#### What needs to be done:
Scan the listing below and copy each line holding the word "کالای".

*** Material supplied ***

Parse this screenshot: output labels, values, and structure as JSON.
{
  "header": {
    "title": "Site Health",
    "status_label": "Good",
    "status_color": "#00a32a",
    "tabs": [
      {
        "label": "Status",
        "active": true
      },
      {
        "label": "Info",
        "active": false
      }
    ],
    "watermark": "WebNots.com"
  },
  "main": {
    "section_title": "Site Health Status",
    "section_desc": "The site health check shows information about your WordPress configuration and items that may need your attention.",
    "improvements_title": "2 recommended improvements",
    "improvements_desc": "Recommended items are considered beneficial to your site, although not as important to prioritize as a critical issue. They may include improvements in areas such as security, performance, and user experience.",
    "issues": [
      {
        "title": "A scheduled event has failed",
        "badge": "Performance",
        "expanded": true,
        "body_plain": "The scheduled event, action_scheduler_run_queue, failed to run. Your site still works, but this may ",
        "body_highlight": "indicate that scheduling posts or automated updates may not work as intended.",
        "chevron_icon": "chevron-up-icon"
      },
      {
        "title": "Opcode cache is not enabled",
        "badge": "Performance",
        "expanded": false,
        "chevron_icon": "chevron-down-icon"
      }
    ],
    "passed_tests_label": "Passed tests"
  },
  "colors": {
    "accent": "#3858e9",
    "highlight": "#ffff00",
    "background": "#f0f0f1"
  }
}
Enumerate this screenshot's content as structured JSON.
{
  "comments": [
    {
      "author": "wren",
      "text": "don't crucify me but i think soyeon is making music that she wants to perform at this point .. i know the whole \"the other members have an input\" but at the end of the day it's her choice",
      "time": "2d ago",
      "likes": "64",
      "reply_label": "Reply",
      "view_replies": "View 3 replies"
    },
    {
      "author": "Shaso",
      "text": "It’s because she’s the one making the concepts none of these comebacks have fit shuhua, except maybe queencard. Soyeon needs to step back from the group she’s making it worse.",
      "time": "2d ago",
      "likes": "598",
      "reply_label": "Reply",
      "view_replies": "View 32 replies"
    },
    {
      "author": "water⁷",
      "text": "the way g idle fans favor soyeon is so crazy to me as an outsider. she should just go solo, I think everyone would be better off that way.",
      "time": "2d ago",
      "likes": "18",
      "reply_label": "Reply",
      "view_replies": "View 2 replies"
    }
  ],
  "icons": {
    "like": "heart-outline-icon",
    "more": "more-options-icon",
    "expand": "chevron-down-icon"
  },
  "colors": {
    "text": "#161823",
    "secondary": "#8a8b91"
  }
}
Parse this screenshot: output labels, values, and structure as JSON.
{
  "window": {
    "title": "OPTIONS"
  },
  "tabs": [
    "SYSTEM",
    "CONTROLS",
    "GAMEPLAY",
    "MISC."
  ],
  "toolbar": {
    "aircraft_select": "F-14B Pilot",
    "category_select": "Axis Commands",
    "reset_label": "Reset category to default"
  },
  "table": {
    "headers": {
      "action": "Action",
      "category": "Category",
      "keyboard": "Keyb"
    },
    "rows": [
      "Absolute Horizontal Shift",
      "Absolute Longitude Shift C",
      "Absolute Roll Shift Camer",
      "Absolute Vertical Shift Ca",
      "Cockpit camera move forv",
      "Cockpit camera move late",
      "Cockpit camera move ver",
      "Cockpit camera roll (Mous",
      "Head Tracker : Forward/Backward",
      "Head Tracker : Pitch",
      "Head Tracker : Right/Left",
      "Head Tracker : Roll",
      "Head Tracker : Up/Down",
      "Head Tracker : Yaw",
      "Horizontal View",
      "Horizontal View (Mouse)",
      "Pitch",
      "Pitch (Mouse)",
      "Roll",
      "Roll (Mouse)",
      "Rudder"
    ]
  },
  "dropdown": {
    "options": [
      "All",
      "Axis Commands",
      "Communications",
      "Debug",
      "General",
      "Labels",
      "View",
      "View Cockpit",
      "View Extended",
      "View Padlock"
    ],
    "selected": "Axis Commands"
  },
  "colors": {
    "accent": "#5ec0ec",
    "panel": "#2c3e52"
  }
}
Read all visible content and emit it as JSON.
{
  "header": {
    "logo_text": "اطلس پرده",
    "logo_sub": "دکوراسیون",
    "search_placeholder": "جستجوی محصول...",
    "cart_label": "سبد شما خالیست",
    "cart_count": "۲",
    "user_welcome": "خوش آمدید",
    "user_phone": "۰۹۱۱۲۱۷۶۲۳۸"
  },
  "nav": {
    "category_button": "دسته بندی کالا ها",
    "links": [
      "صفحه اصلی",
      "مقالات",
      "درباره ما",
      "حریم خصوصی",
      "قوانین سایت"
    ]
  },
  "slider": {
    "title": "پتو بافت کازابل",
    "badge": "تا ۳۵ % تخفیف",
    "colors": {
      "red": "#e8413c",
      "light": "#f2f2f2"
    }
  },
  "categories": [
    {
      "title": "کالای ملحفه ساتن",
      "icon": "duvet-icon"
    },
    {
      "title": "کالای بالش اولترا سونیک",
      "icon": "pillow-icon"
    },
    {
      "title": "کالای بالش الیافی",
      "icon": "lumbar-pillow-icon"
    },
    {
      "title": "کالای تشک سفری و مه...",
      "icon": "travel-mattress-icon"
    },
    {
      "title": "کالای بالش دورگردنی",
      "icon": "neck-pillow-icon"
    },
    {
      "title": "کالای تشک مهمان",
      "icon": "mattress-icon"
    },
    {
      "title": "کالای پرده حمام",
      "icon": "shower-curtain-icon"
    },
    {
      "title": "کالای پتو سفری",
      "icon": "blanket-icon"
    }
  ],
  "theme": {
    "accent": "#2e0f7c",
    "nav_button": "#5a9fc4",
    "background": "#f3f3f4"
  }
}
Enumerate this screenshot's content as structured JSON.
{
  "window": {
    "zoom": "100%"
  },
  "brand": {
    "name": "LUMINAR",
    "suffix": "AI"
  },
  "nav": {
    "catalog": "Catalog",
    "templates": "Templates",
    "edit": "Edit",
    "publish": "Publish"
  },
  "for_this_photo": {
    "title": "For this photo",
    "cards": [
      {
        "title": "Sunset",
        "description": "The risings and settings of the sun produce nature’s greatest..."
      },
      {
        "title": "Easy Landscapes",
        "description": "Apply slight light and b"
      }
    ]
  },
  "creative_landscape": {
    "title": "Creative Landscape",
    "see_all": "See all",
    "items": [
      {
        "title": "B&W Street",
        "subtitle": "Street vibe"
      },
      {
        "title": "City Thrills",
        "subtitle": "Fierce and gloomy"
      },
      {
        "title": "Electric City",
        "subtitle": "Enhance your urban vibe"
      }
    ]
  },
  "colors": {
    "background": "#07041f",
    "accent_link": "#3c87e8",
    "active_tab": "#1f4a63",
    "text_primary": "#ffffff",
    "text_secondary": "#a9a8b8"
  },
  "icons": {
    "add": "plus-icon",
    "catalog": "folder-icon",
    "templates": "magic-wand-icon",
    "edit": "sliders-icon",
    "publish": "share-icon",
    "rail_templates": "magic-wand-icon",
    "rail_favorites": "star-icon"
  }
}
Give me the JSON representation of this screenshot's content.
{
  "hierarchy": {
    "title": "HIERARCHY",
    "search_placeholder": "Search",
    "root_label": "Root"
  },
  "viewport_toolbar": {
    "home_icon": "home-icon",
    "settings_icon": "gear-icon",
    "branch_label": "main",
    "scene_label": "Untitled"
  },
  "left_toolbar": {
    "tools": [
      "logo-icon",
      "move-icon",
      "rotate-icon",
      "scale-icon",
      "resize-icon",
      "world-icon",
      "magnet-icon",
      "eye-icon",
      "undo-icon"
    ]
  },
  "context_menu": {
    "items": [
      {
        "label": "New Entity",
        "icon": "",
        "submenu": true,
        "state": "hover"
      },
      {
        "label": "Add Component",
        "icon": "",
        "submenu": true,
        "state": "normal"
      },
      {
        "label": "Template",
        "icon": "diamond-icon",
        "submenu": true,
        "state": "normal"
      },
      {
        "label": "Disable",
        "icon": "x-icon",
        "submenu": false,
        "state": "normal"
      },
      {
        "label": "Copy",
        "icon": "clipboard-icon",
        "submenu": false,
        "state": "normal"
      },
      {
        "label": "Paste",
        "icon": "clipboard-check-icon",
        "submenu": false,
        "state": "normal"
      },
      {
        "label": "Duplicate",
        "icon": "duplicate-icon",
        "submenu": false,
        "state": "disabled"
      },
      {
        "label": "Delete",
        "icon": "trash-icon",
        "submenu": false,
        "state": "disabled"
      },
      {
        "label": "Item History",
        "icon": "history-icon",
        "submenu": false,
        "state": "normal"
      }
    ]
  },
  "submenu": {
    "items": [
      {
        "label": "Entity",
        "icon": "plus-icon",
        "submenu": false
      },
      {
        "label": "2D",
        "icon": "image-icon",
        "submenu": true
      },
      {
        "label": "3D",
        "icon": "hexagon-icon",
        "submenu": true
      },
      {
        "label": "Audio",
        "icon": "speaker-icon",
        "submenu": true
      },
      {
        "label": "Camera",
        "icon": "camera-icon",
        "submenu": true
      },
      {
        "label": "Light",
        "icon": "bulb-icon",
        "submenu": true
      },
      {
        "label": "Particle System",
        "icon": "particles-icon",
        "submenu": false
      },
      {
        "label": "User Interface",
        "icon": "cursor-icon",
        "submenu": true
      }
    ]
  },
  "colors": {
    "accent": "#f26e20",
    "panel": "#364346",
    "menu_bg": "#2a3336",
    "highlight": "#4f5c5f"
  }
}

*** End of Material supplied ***

#### Written response:
      "title": "کالای ملحفه ساتن",
      "title": "کالای بالش اولترا سونیک",
      "title": "کالای بالش الیافی",
      "title": "کالای تشک سفری و مه...",
      "title": "کالای بالش دورگردنی",
      "title": "کالای تشک مهمان",
      "title": "کالای پرده حمام",
      "title": "کالای پتو سفری",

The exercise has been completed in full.